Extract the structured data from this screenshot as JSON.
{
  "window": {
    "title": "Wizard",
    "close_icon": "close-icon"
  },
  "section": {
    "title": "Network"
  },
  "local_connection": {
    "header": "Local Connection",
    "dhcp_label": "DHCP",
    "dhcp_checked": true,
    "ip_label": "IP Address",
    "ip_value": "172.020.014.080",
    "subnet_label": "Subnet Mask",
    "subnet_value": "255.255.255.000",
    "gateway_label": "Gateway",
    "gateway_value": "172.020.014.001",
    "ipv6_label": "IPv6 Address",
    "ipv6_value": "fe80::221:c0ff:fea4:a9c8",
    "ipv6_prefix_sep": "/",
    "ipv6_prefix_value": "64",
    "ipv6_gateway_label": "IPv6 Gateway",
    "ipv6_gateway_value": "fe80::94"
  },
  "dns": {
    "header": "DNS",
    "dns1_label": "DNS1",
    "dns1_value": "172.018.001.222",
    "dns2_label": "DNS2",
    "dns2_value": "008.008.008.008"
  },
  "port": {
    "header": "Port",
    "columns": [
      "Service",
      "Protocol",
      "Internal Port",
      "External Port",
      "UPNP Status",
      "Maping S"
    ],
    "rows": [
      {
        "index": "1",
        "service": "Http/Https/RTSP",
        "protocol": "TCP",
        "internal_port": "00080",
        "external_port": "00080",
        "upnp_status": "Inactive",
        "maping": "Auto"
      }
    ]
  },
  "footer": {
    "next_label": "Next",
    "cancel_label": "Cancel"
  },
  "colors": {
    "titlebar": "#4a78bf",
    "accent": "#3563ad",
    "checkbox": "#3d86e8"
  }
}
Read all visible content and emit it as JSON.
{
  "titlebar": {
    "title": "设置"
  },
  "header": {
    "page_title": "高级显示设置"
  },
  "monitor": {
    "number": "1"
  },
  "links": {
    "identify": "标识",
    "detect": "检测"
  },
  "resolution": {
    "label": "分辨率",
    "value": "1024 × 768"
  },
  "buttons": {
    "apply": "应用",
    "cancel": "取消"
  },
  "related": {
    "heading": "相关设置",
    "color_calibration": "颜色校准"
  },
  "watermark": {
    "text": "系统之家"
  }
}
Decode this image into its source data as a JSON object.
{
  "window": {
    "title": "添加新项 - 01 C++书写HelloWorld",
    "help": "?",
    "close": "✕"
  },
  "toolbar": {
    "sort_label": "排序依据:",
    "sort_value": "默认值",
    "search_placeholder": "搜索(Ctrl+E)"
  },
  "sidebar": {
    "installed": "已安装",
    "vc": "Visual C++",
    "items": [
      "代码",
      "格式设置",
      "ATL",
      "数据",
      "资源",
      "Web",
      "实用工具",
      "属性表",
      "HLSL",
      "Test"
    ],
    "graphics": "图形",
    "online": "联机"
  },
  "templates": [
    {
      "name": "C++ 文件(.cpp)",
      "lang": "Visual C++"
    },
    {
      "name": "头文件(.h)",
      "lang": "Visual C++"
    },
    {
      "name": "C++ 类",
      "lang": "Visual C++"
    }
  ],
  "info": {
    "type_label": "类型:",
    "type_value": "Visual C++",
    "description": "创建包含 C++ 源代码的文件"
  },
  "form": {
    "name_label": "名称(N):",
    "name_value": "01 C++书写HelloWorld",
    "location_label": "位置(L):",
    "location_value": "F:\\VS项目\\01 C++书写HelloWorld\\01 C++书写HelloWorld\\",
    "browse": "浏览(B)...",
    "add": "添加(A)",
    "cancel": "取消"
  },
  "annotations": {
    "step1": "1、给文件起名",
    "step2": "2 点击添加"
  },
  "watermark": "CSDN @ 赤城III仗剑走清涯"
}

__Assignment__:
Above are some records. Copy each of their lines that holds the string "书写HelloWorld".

__Solution__:
    "title": "添加新项 - 01 C++书写HelloWorld",
    "name_value": "01 C++书写HelloWorld",
    "location_value": "F:\\VS项目\\01 C++书写HelloWorld\\01 C++书写HelloWorld\\",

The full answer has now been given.